Mr. Angel Gúrria
The Hague, 4th March 2015
(As prepared for delivery)
Ministers, State Secretaries, Ladies and Gentlemen,
Let me first thank the Dutch government again for kindly hosting this Policy Forum on this very important issue that may not yet be on the radar screen of many governments and policy makers.
Today’s discussions have been intense and very stimulating. We have learned a great deal from the various experts and from each other. We came together today to make progress on how we can do better in supporting those with poor mental health and allow them to stay at work or re-gain employment. Our discussions have gone to the heart of the major challenges in this field. We also heard a lot about promising solutions.
Putting mental health in the context of inclusive growth

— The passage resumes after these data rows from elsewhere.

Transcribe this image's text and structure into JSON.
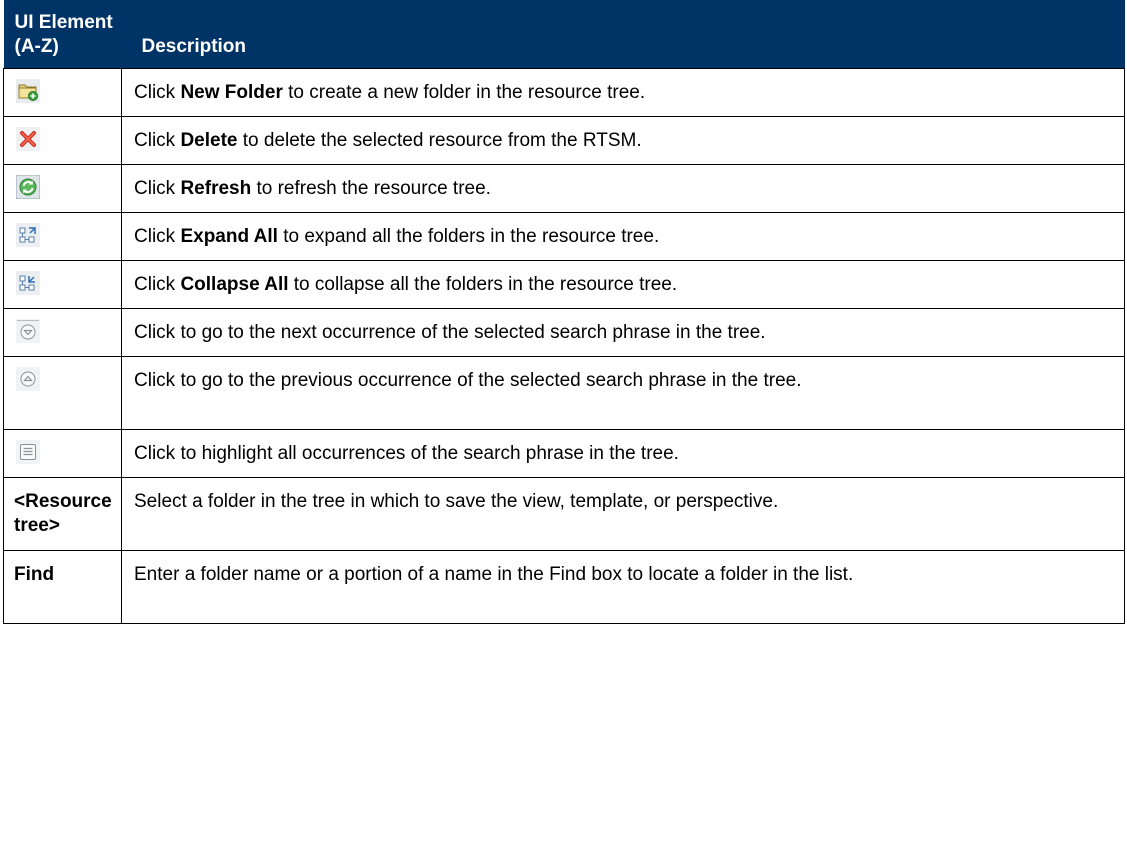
{
  "header": {
    "col1": "UI Element (A-Z)",
    "col2": "Description"
  },
  "rows": [
    {
      "icon": "new-folder-icon",
      "pre": "Click ",
      "bold": "New Folder",
      "post": " to create a new folder in the resource tree."
    },
    {
      "icon": "delete-icon",
      "pre": "Click ",
      "bold": "Delete",
      "post": " to delete the selected resource from the RTSM."
    },
    {
      "icon": "refresh-icon",
      "pre": "Click ",
      "bold": "Refresh",
      "post": " to refresh the resource tree."
    },
    {
      "icon": "expand-all-icon",
      "pre": "Click ",
      "bold": "Expand All",
      "post": " to expand all the folders in the resource tree."
    },
    {
      "icon": "collapse-all-icon",
      "pre": "Click ",
      "bold": "Collapse All",
      "post": " to collapse all the folders in the resource tree."
    },
    {
      "icon": "next-occurrence-icon",
      "text": "Click to go to the next occurrence of the selected search phrase in the tree."
    },
    {
      "icon": "previous-occurrence-icon",
      "text": "Click to go to the previous occurrence of the selected search phrase in the tree."
    },
    {
      "icon": "highlight-all-icon",
      "text": "Click to highlight all occurrences of the search phrase in the tree."
    },
    {
      "term": "<Resource tree>",
      "text": "Select a folder in the tree in which to save the view, template, or perspective."
    },
    {
      "term": "Find",
      "text": "Enter a folder name or a portion of a name in the Find box to locate a folder in the list."
    }
  ]
}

One of the most important projects I have initiated at the OECD is to look at how to achieve more inclusive growth in the future. We should make sure that growth does not just benefit the rich, the well-educated and the fully healthy. Growth which is not inclusive is not just unfair, it is inefficient: we need everyone to contribute, to the best of their abilities, to our shared social and economic goals.
We have heard clearly today, how people with poor mental health have often been pushed out of work, not because they cannot work, but because people have misplaced perceptions about what mental health means. They lose their jobs because employers do not know where to access the services they need. They get trapped in unemployment because benefit and employment agencies do not fully recognise their problems or have the tools to provide adequate support. This bears a high cost not only on those concerned, but also on the economy and the social fabric.

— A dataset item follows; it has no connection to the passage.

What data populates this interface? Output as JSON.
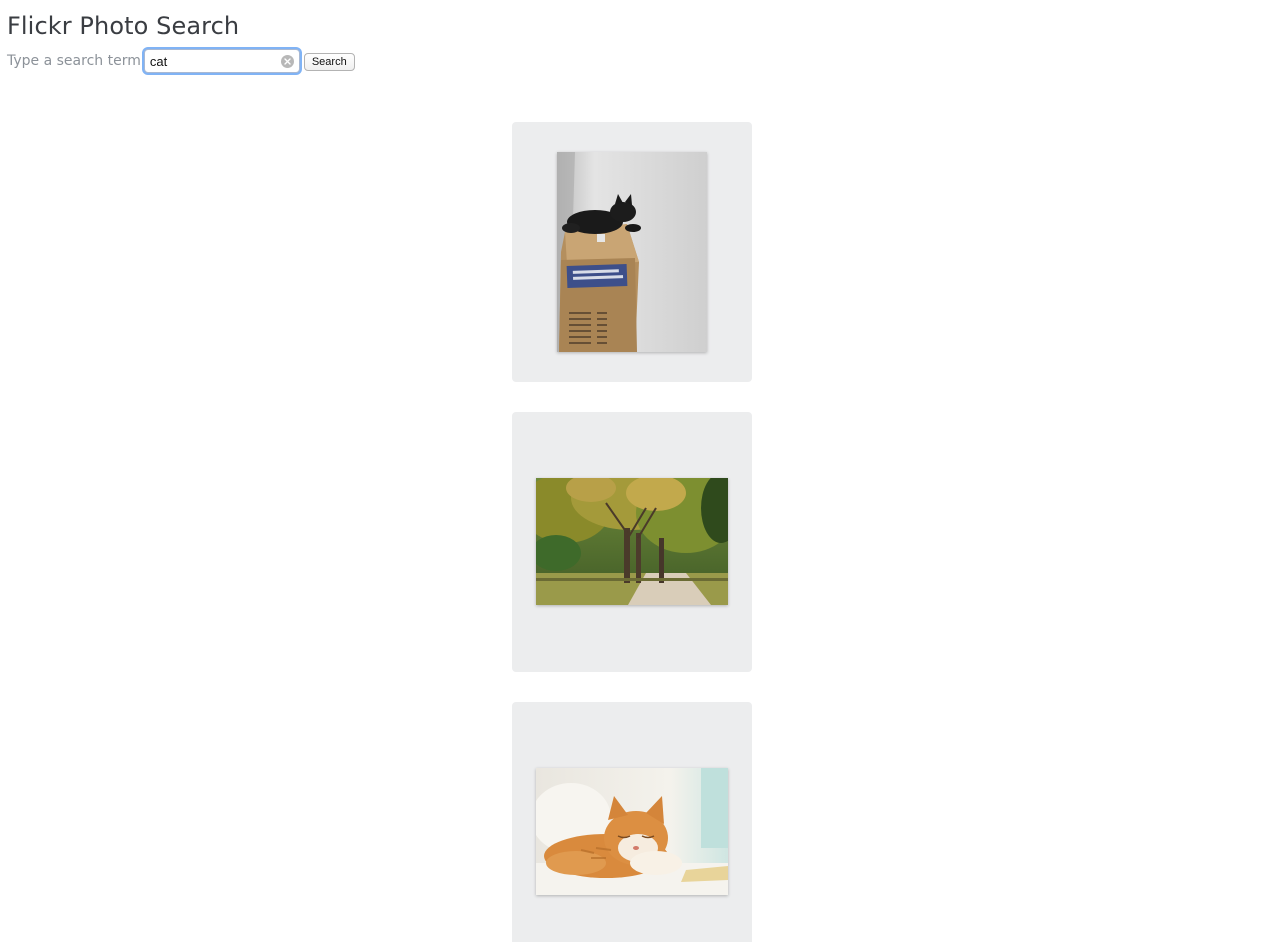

It is in everyone’s interest that we end this poor state of affairs! Good policies will raise employment rates and reduce the costs of mental ill-health on people, on employers and on society as a whole.

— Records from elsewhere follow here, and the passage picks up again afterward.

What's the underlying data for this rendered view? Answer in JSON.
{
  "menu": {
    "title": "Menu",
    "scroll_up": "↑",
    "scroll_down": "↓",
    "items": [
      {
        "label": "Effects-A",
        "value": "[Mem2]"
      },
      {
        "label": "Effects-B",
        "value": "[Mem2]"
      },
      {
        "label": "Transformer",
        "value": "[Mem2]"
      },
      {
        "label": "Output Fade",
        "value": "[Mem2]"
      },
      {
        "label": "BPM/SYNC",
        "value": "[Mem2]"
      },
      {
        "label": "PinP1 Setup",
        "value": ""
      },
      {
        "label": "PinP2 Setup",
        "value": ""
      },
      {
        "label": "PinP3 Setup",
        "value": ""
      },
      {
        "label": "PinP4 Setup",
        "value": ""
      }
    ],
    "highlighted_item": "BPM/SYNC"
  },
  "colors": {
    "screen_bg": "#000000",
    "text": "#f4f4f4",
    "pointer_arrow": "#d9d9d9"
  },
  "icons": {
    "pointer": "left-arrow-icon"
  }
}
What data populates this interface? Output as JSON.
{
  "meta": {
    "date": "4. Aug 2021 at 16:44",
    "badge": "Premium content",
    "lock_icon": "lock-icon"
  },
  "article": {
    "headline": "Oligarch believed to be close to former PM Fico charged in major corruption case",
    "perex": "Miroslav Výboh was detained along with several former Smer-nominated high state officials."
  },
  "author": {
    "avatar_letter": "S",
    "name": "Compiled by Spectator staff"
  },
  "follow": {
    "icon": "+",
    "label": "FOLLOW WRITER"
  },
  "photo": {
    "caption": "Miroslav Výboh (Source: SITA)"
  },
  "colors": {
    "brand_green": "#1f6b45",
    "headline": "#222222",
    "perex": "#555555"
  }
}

We have learned that all countries face similar problems and how challenging it is for policy makers to move towards earlier intervention on the one hand and towards better integrated policy and service delivery on the other. We also heard about promising avenues in a number of countries to tackle some of the problems successfully. Let me just mention the interesting programme in Australia reaching out to disconnected young adults with mental health problems. Or the various initiatives in the UK to develop a new service culture with mental health care embedded in employment services and employment advice embedded in mental health services.
I would like to emphasise that this Forum does not mark the end of a process. It was a key step aimed at sharing the main conclusions of our work on mental health and work and to discuss where we stand; with the goal of connecting health policy makers and employment policy makers in order to discuss an issue that they can only solve together.
The way forward
By comparing practices across countries, and holding each other to account for our successes and failures, we can make sure that this is a topic that remains on the international agenda for some years to come. We at the OECD are prepared to continue our efforts to review progress and identify promising practices to share; we will continue to sound the alarm when we think that countries’ efforts are coming up short. But more than that, we will help you learn from the experiences in other countries, as I hope you have today.
Building on its considerable experience and credible reputation in this field, the OECD will continue its work on mental health and work. Our commitment is to help countries work outtheimplications of our policy conclusions for their specific situation; to implement policy change;and more generally to push this important economic and social agenda forward.
Ladies and Gentlemen, it was a great pleasure for me to take part in this Forum today. In closing, I would like to thank the two teams, one from the Dutch ministries and the other from the OECD, for organising such an inspiring event, and for working together so closely and effectively.
Let me invite the Vice Prime Minister and Minister of Social Affairs and Employment in the Netherlands, Mr Lodewijk Asscher, one of our hosts today, to close the Forum.